═══ Data provided

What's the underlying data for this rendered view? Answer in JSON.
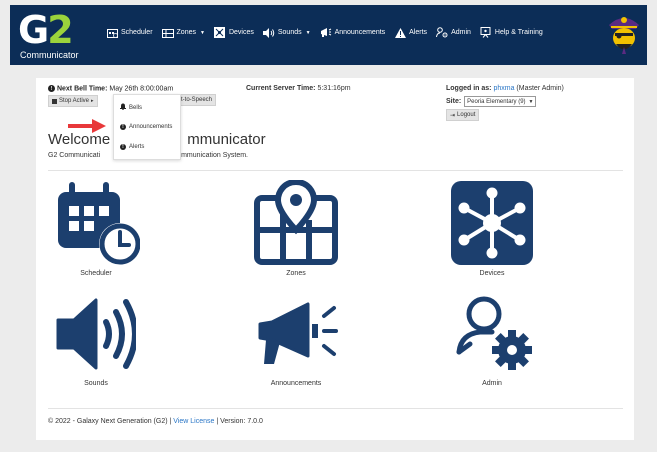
{
  "brand": {
    "logo_g": "G",
    "logo_two": "2",
    "logo_subtitle": "Communicator"
  },
  "nav": {
    "items": [
      {
        "label": "Scheduler",
        "icon": "calendar-icon"
      },
      {
        "label": "Zones",
        "icon": "zones-map-icon",
        "dropdown": true
      },
      {
        "label": "Devices",
        "icon": "devices-icon"
      },
      {
        "label": "Sounds",
        "icon": "speaker-icon",
        "dropdown": true
      },
      {
        "label": "Announcements",
        "icon": "megaphone-icon"
      },
      {
        "label": "Alerts",
        "icon": "warning-icon"
      },
      {
        "label": "Admin",
        "icon": "admin-gear-icon"
      },
      {
        "label": "Help & Training",
        "icon": "help-icon"
      }
    ]
  },
  "status": {
    "next_bell_label": "Next Bell Time:",
    "next_bell_value": "May 26th 8:00:00am",
    "server_time_label": "Current Server Time:",
    "server_time_value": "5:31:16pm",
    "logged_in_label": "Logged in as:",
    "logged_in_user": "phxma",
    "logged_in_role": "(Master Admin)",
    "site_label": "Site:",
    "site_value": "Peoria Elementary (9)",
    "logout_label": "Logout",
    "stop_active_label": "Stop Active",
    "tts_label": "xt-to-Speech"
  },
  "dropdown_menu": {
    "items": [
      {
        "label": "Bells",
        "icon": "bell-icon"
      },
      {
        "label": "Announcements",
        "icon": "info-circle-icon"
      },
      {
        "label": "Alerts",
        "icon": "info-circle-icon"
      }
    ]
  },
  "welcome": {
    "title_left": "Welcome",
    "title_right": "mmunicator",
    "subtitle_left": "G2 Communicati",
    "subtitle_right": "Communication System."
  },
  "tiles": [
    {
      "label": "Scheduler",
      "icon": "calendar-clock-icon"
    },
    {
      "label": "Zones",
      "icon": "zones-map-pin-icon"
    },
    {
      "label": "Devices",
      "icon": "network-hub-icon"
    },
    {
      "label": "Sounds",
      "icon": "speaker-volume-icon"
    },
    {
      "label": "Announcements",
      "icon": "megaphone-large-icon"
    },
    {
      "label": "Admin",
      "icon": "user-gear-icon"
    }
  ],
  "footer": {
    "copyright": "© 2022 - Galaxy Next Generation (G2) |",
    "license_link": "View License",
    "version": "| Version: 7.0.0"
  },
  "colors": {
    "navbar": "#0c2d57",
    "icon_blue": "#1c3f6e",
    "accent_green": "#9bd33c",
    "link_blue": "#2a76c6",
    "arrow_red": "#e8383a"
  }
}
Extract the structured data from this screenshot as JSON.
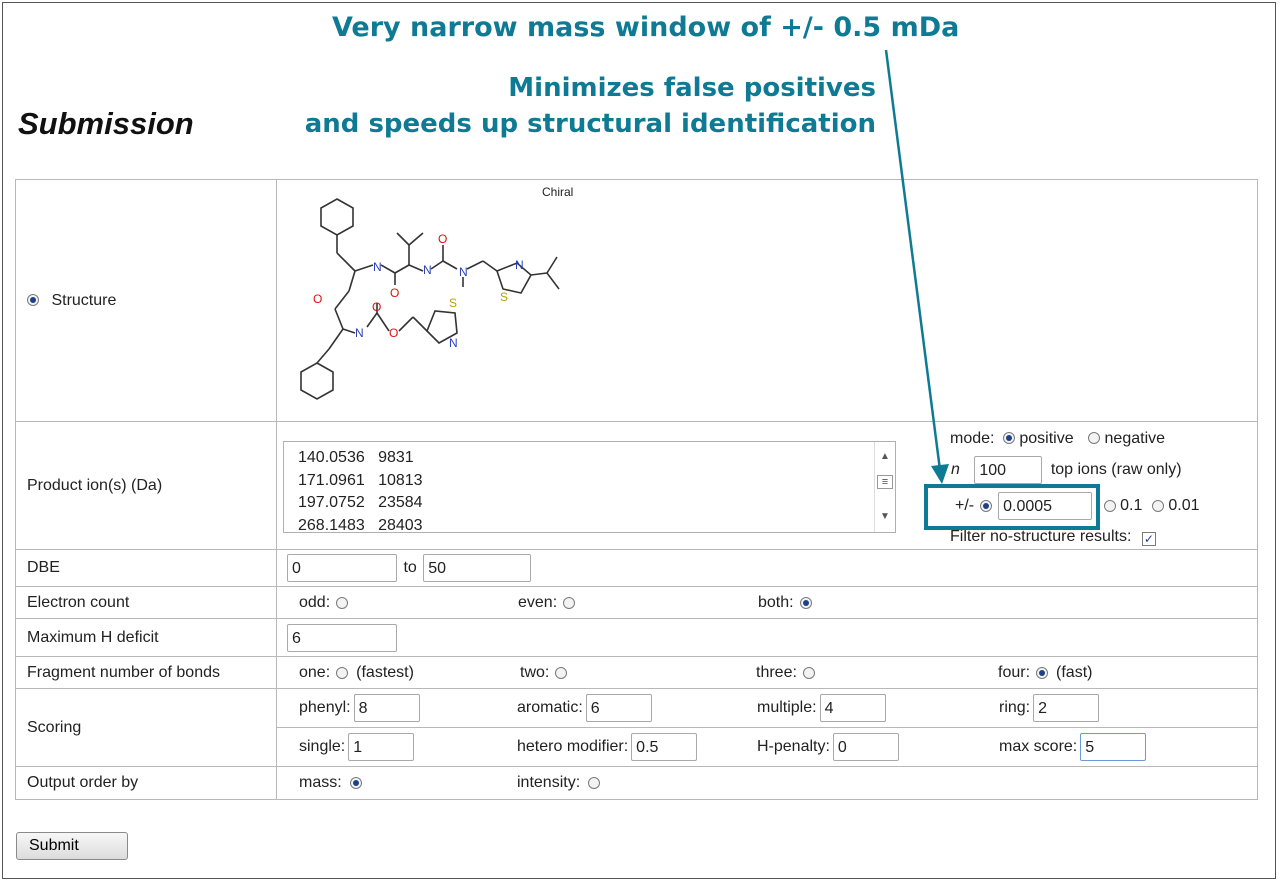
{
  "annotations": {
    "headline": "Very narrow mass window of +/- 0.5 mDa",
    "line1": "Minimizes false positives",
    "line2": "and speeds up structural identification",
    "color": "#0f7a94"
  },
  "page_title": "Submission",
  "structure": {
    "label": "Structure",
    "chiral_label": "Chiral"
  },
  "product_ions": {
    "label": "Product ion(s) (Da)",
    "lines": [
      "140.0536   9831",
      "171.0961   10813",
      "197.0752   23584",
      "268.1483   28403"
    ],
    "mode_label": "mode:",
    "positive_label": "positive",
    "negative_label": "negative",
    "n_label": "n",
    "n_value": "100",
    "top_ions_label": "top ions (raw only)",
    "pm_label": "+/-",
    "tolerance_value": "0.0005",
    "opt_01": "0.1",
    "opt_001": "0.01",
    "filter_label": "Filter no-structure results:"
  },
  "dbe": {
    "label": "DBE",
    "from": "0",
    "to_label": "to",
    "to": "50"
  },
  "electron_count": {
    "label": "Electron count",
    "odd": "odd:",
    "even": "even:",
    "both": "both:"
  },
  "max_h": {
    "label": "Maximum H deficit",
    "value": "6"
  },
  "fragment": {
    "label": "Fragment number of bonds",
    "one": "one:",
    "one_note": "(fastest)",
    "two": "two:",
    "three": "three:",
    "four": "four:",
    "four_note": "(fast)"
  },
  "scoring": {
    "label": "Scoring",
    "phenyl_label": "phenyl:",
    "phenyl": "8",
    "aromatic_label": "aromatic:",
    "aromatic": "6",
    "multiple_label": "multiple:",
    "multiple": "4",
    "ring_label": "ring:",
    "ring": "2",
    "single_label": "single:",
    "single": "1",
    "hetero_label": "hetero modifier:",
    "hetero": "0.5",
    "hpen_label": "H-penalty:",
    "hpen": "0",
    "max_label": "max score:",
    "max": "5"
  },
  "output": {
    "label": "Output order by",
    "mass": "mass:",
    "intensity": "intensity:"
  },
  "submit_label": "Submit",
  "molecule_atoms": {
    "n": "N",
    "o": "O",
    "s": "S"
  }
}
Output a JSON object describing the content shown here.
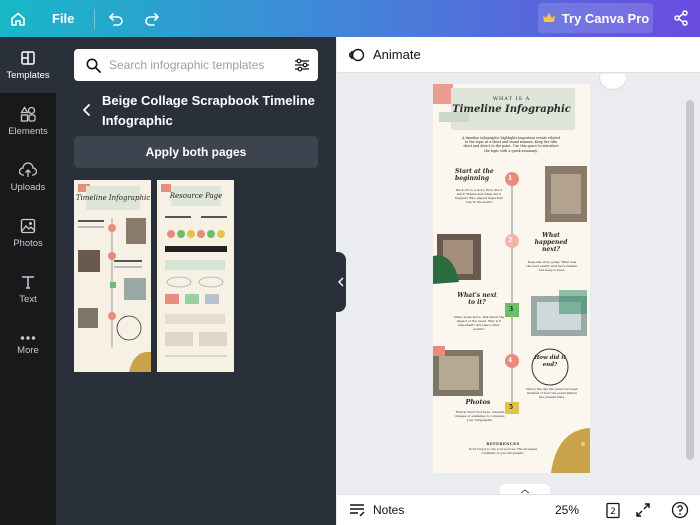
{
  "topbar": {
    "file_label": "File",
    "pro_label": "Try Canva Pro",
    "brand_colors": [
      "#17b8c8",
      "#6a4ce0"
    ]
  },
  "rail": {
    "items": [
      {
        "label": "Templates",
        "icon": "templates-icon",
        "active": true
      },
      {
        "label": "Elements",
        "icon": "elements-icon"
      },
      {
        "label": "Uploads",
        "icon": "uploads-icon"
      },
      {
        "label": "Photos",
        "icon": "photos-icon"
      },
      {
        "label": "Text",
        "icon": "text-icon"
      },
      {
        "label": "More",
        "icon": "more-icon"
      }
    ]
  },
  "panel": {
    "search_placeholder": "Search infographic templates",
    "title": "Beige Collage Scrapbook Timeline Infographic",
    "apply_label": "Apply both pages",
    "thumbnails": [
      {
        "name": "Timeline Infographic"
      },
      {
        "name": "Resource Page"
      }
    ]
  },
  "canvas": {
    "animate_label": "Animate",
    "page": {
      "header_small": "WHAT IS A",
      "title": "Timeline Infographic",
      "intro": "A timeline infographic highlights important events related to the topic in a short and visual manner. Keep the title short and direct to the point. Use this space to introduce the topic with a quick summary.",
      "steps": [
        {
          "num": "1",
          "heading": "Start at the beginning",
          "body": "Back off on a story. How did it start? Where and when did it happen? Who played important role in the event?"
        },
        {
          "num": "2",
          "heading": "What happened next?",
          "body": "Keep the story going. What was the next event? Add more details, but keep it brief."
        },
        {
          "num": "3",
          "heading": "What's next to it?",
          "body": "Share some more. Talk about the impact of the event. Why is it important? Are there other events?"
        },
        {
          "num": "4",
          "heading": "How did it end?",
          "body": "This is the day the event has been finished or how the event affects the present time."
        },
        {
          "num": "5",
          "heading": "Photos",
          "body": "Find in Fact? Not here. relevant images or examples to complete your infographic."
        }
      ],
      "references_label": "REFERENCES",
      "references_body": "Don't forget to cite your sources. This increases credibility of your infographic."
    }
  },
  "bottombar": {
    "notes_label": "Notes",
    "zoom": "25%",
    "page_count": "2"
  }
}
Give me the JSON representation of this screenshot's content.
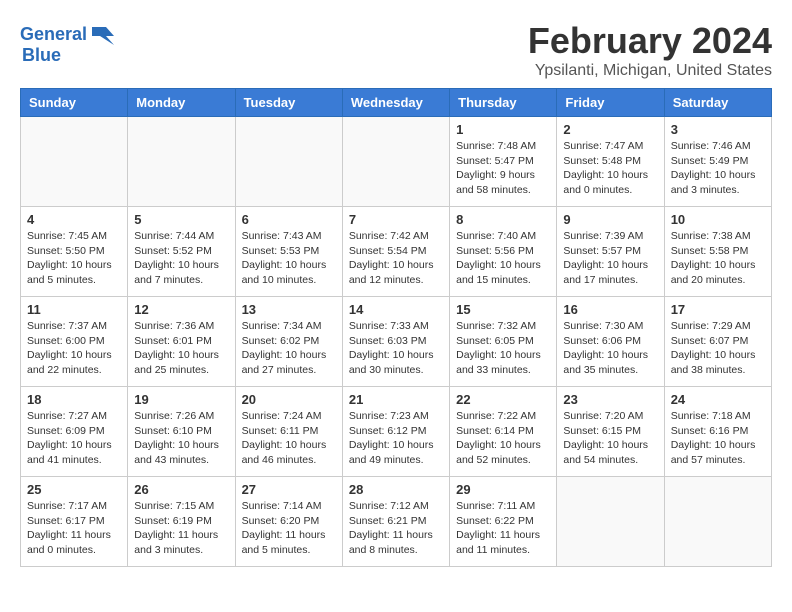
{
  "logo": {
    "text_general": "General",
    "text_blue": "Blue"
  },
  "header": {
    "title": "February 2024",
    "subtitle": "Ypsilanti, Michigan, United States"
  },
  "weekdays": [
    "Sunday",
    "Monday",
    "Tuesday",
    "Wednesday",
    "Thursday",
    "Friday",
    "Saturday"
  ],
  "weeks": [
    [
      {
        "day": "",
        "info": ""
      },
      {
        "day": "",
        "info": ""
      },
      {
        "day": "",
        "info": ""
      },
      {
        "day": "",
        "info": ""
      },
      {
        "day": "1",
        "info": "Sunrise: 7:48 AM\nSunset: 5:47 PM\nDaylight: 9 hours\nand 58 minutes."
      },
      {
        "day": "2",
        "info": "Sunrise: 7:47 AM\nSunset: 5:48 PM\nDaylight: 10 hours\nand 0 minutes."
      },
      {
        "day": "3",
        "info": "Sunrise: 7:46 AM\nSunset: 5:49 PM\nDaylight: 10 hours\nand 3 minutes."
      }
    ],
    [
      {
        "day": "4",
        "info": "Sunrise: 7:45 AM\nSunset: 5:50 PM\nDaylight: 10 hours\nand 5 minutes."
      },
      {
        "day": "5",
        "info": "Sunrise: 7:44 AM\nSunset: 5:52 PM\nDaylight: 10 hours\nand 7 minutes."
      },
      {
        "day": "6",
        "info": "Sunrise: 7:43 AM\nSunset: 5:53 PM\nDaylight: 10 hours\nand 10 minutes."
      },
      {
        "day": "7",
        "info": "Sunrise: 7:42 AM\nSunset: 5:54 PM\nDaylight: 10 hours\nand 12 minutes."
      },
      {
        "day": "8",
        "info": "Sunrise: 7:40 AM\nSunset: 5:56 PM\nDaylight: 10 hours\nand 15 minutes."
      },
      {
        "day": "9",
        "info": "Sunrise: 7:39 AM\nSunset: 5:57 PM\nDaylight: 10 hours\nand 17 minutes."
      },
      {
        "day": "10",
        "info": "Sunrise: 7:38 AM\nSunset: 5:58 PM\nDaylight: 10 hours\nand 20 minutes."
      }
    ],
    [
      {
        "day": "11",
        "info": "Sunrise: 7:37 AM\nSunset: 6:00 PM\nDaylight: 10 hours\nand 22 minutes."
      },
      {
        "day": "12",
        "info": "Sunrise: 7:36 AM\nSunset: 6:01 PM\nDaylight: 10 hours\nand 25 minutes."
      },
      {
        "day": "13",
        "info": "Sunrise: 7:34 AM\nSunset: 6:02 PM\nDaylight: 10 hours\nand 27 minutes."
      },
      {
        "day": "14",
        "info": "Sunrise: 7:33 AM\nSunset: 6:03 PM\nDaylight: 10 hours\nand 30 minutes."
      },
      {
        "day": "15",
        "info": "Sunrise: 7:32 AM\nSunset: 6:05 PM\nDaylight: 10 hours\nand 33 minutes."
      },
      {
        "day": "16",
        "info": "Sunrise: 7:30 AM\nSunset: 6:06 PM\nDaylight: 10 hours\nand 35 minutes."
      },
      {
        "day": "17",
        "info": "Sunrise: 7:29 AM\nSunset: 6:07 PM\nDaylight: 10 hours\nand 38 minutes."
      }
    ],
    [
      {
        "day": "18",
        "info": "Sunrise: 7:27 AM\nSunset: 6:09 PM\nDaylight: 10 hours\nand 41 minutes."
      },
      {
        "day": "19",
        "info": "Sunrise: 7:26 AM\nSunset: 6:10 PM\nDaylight: 10 hours\nand 43 minutes."
      },
      {
        "day": "20",
        "info": "Sunrise: 7:24 AM\nSunset: 6:11 PM\nDaylight: 10 hours\nand 46 minutes."
      },
      {
        "day": "21",
        "info": "Sunrise: 7:23 AM\nSunset: 6:12 PM\nDaylight: 10 hours\nand 49 minutes."
      },
      {
        "day": "22",
        "info": "Sunrise: 7:22 AM\nSunset: 6:14 PM\nDaylight: 10 hours\nand 52 minutes."
      },
      {
        "day": "23",
        "info": "Sunrise: 7:20 AM\nSunset: 6:15 PM\nDaylight: 10 hours\nand 54 minutes."
      },
      {
        "day": "24",
        "info": "Sunrise: 7:18 AM\nSunset: 6:16 PM\nDaylight: 10 hours\nand 57 minutes."
      }
    ],
    [
      {
        "day": "25",
        "info": "Sunrise: 7:17 AM\nSunset: 6:17 PM\nDaylight: 11 hours\nand 0 minutes."
      },
      {
        "day": "26",
        "info": "Sunrise: 7:15 AM\nSunset: 6:19 PM\nDaylight: 11 hours\nand 3 minutes."
      },
      {
        "day": "27",
        "info": "Sunrise: 7:14 AM\nSunset: 6:20 PM\nDaylight: 11 hours\nand 5 minutes."
      },
      {
        "day": "28",
        "info": "Sunrise: 7:12 AM\nSunset: 6:21 PM\nDaylight: 11 hours\nand 8 minutes."
      },
      {
        "day": "29",
        "info": "Sunrise: 7:11 AM\nSunset: 6:22 PM\nDaylight: 11 hours\nand 11 minutes."
      },
      {
        "day": "",
        "info": ""
      },
      {
        "day": "",
        "info": ""
      }
    ]
  ]
}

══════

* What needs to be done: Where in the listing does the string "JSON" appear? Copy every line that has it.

* Answer to this task:
What's the underlying data for this rendered view? Answer in JSON.
Extract the structured data from this screenshot as JSON.
Output a JSON object describing the content shown here.
Give me the JSON representation of this screenshot's content.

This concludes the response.